(Beginning of RECORDS TO PROCESS)

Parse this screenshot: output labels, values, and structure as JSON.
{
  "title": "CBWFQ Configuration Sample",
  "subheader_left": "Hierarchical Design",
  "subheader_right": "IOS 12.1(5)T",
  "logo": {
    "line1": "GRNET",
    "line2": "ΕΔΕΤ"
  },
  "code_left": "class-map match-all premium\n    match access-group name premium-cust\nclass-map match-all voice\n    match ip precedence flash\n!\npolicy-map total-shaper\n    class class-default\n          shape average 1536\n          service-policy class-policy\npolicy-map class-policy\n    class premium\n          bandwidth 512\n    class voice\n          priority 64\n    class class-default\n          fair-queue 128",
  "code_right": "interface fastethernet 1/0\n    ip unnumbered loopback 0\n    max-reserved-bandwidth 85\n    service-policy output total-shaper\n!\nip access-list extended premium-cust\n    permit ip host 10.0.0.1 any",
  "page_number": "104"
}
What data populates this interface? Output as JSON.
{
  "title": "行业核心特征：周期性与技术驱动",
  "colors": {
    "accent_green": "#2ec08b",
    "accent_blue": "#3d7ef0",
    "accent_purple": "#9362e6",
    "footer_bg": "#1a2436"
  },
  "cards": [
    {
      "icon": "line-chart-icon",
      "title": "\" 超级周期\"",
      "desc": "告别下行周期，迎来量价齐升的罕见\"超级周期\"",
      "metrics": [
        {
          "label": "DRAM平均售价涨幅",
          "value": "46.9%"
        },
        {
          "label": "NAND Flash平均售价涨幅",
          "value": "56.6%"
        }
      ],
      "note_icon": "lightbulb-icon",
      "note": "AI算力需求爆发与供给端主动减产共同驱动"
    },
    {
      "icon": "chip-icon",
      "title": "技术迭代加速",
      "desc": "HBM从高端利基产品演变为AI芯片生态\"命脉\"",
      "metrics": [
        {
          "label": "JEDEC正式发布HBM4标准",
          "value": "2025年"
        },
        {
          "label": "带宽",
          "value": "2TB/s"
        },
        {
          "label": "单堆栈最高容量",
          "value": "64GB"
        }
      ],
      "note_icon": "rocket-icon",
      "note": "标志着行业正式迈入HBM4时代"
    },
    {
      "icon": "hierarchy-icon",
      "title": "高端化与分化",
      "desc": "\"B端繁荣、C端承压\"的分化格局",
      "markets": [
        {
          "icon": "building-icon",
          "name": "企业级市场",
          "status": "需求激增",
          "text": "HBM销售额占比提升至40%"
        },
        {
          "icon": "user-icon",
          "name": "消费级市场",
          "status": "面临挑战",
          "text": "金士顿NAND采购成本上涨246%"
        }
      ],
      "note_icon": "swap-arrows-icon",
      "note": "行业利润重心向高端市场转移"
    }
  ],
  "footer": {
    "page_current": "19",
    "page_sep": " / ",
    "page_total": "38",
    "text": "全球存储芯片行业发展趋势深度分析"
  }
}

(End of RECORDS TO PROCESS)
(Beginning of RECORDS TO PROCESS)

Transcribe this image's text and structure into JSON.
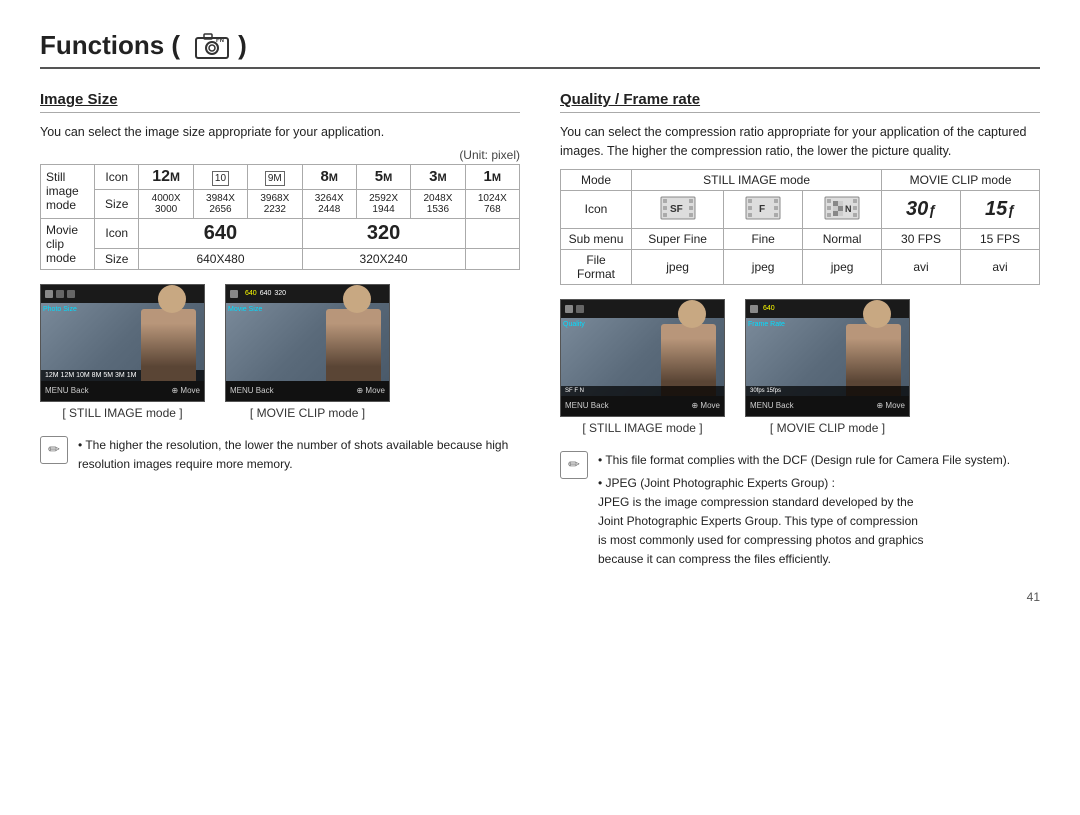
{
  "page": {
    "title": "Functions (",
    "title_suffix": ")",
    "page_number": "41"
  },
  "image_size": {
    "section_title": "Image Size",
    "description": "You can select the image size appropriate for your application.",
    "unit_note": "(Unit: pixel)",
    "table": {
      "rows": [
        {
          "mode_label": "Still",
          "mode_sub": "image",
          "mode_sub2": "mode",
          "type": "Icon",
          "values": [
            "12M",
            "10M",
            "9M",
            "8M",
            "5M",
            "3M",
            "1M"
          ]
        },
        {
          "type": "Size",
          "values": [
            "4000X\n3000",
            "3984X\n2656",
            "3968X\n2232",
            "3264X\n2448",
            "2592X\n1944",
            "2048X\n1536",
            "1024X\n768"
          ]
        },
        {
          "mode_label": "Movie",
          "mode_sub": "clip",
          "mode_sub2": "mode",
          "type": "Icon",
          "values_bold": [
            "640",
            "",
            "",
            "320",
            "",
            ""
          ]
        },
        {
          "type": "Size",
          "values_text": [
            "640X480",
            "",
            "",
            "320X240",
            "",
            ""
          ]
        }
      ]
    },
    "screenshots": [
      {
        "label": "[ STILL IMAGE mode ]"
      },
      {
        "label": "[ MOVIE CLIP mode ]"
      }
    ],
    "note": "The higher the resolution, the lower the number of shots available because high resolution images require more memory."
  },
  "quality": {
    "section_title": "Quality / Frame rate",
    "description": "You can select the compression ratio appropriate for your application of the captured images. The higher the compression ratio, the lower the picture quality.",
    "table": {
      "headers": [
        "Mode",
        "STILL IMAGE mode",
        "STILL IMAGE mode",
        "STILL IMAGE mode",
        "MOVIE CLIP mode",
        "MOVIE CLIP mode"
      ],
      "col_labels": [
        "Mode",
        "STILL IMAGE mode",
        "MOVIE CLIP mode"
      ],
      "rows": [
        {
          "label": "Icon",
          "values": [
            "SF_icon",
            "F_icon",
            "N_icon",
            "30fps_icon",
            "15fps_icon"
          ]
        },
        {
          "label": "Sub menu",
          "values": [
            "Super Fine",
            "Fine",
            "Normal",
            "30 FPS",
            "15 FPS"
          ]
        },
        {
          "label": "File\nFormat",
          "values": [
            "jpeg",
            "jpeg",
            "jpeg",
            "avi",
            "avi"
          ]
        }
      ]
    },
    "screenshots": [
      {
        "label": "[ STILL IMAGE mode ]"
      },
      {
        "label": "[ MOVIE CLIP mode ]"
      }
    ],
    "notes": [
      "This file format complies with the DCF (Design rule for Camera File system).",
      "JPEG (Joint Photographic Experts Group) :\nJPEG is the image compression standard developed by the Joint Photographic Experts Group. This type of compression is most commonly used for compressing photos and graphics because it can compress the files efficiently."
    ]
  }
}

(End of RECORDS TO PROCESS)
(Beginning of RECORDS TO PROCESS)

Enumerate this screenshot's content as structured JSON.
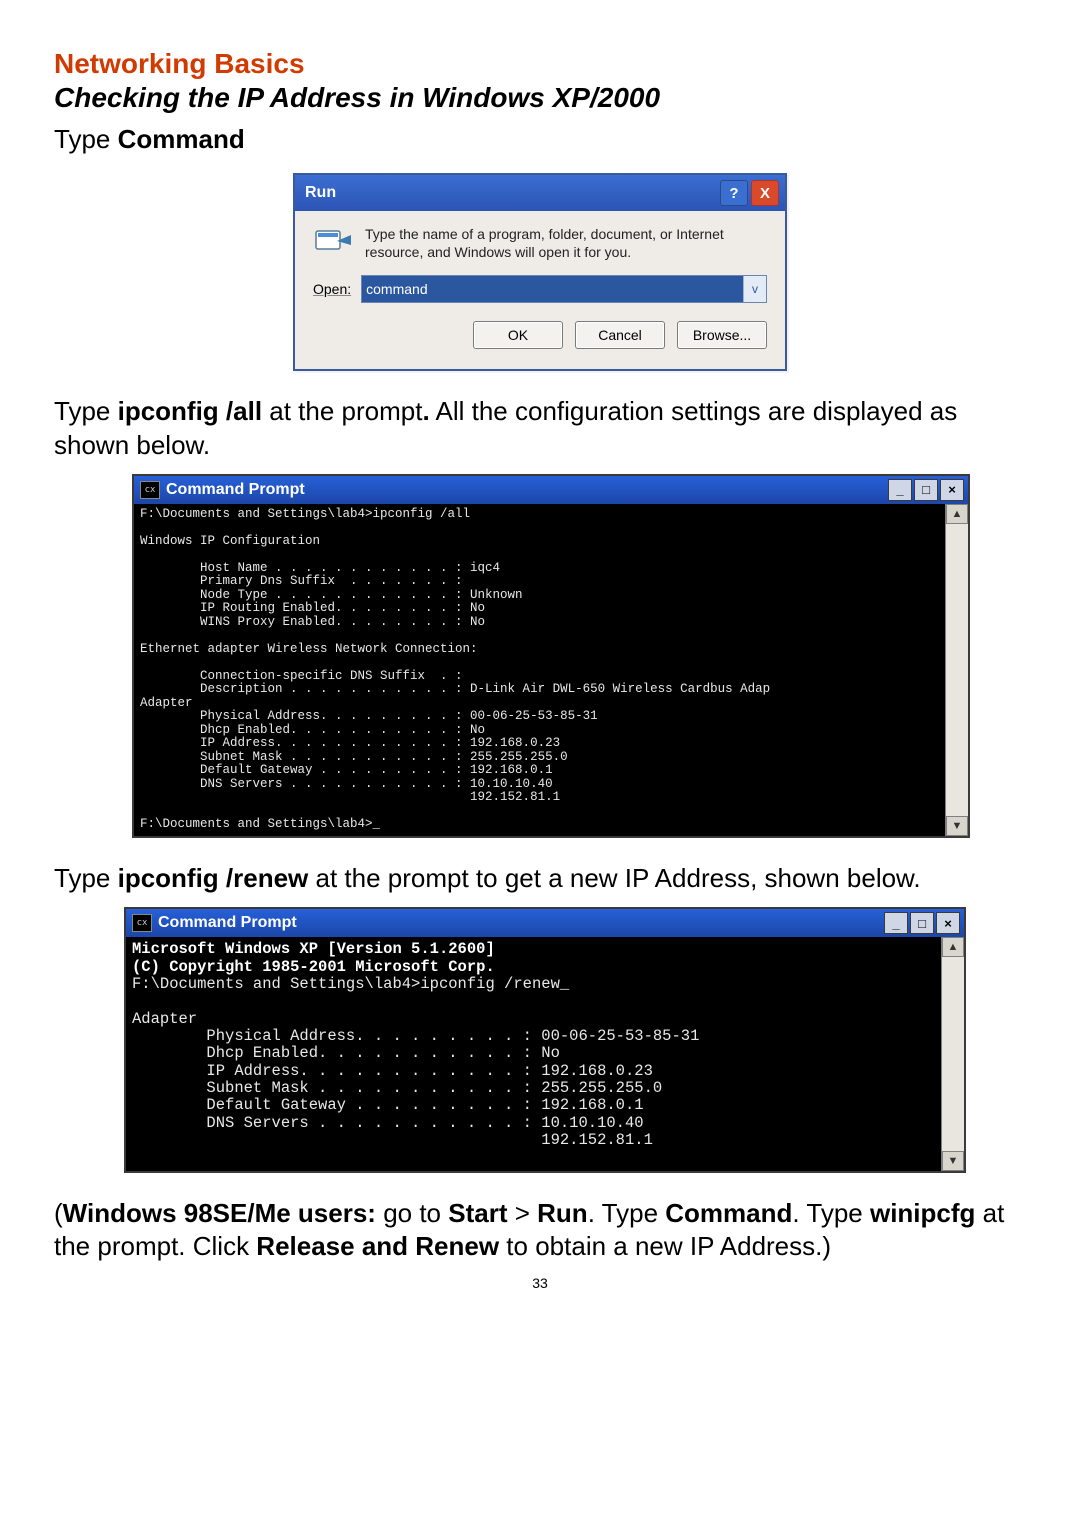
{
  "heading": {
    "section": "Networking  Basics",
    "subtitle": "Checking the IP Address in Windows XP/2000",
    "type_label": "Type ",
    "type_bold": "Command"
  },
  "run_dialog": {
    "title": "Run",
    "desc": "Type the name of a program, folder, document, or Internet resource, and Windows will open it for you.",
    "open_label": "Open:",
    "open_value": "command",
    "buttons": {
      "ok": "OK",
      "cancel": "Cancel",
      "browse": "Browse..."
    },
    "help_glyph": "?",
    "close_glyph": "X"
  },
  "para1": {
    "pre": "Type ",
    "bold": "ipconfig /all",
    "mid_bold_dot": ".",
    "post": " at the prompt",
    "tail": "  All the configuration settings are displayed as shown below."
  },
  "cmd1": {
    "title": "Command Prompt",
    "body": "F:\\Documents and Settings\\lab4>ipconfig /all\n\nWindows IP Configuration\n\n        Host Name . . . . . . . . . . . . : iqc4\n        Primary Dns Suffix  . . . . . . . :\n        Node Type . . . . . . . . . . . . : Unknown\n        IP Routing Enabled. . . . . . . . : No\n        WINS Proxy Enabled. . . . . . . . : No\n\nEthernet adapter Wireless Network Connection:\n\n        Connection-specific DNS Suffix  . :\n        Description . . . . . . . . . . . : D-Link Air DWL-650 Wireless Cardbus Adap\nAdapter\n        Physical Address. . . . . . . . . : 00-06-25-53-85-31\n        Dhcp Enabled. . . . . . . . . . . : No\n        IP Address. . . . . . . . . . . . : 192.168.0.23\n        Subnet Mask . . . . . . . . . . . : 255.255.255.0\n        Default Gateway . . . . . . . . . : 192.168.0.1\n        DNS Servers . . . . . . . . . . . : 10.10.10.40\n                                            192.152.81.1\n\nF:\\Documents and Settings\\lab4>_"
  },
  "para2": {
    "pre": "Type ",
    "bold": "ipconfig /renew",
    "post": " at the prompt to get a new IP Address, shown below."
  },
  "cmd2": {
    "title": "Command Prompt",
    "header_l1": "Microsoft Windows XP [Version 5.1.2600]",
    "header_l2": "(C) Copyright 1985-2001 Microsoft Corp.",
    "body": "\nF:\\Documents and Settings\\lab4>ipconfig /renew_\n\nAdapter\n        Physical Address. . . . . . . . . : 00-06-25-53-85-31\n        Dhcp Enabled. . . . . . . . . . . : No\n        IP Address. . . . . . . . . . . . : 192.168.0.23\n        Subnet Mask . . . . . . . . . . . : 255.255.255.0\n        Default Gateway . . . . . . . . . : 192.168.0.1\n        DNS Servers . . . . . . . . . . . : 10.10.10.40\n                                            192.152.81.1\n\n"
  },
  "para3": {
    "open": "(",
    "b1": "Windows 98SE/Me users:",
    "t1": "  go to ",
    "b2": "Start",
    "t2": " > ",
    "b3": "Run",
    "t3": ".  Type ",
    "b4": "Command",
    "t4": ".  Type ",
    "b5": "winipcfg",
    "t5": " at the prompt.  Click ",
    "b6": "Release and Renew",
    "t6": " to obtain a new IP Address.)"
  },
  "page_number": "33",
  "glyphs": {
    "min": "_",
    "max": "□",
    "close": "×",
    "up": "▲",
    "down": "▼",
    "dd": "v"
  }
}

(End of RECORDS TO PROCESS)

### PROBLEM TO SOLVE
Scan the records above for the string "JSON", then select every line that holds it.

### WRITTEN RESPONSE
Parse this screenshot: output labels, values, and structure as JSON.
What data populates this interface? Output as JSON.
Transcribe this image's text and structure into JSON.
Enumerate this screenshot's content as structured JSON.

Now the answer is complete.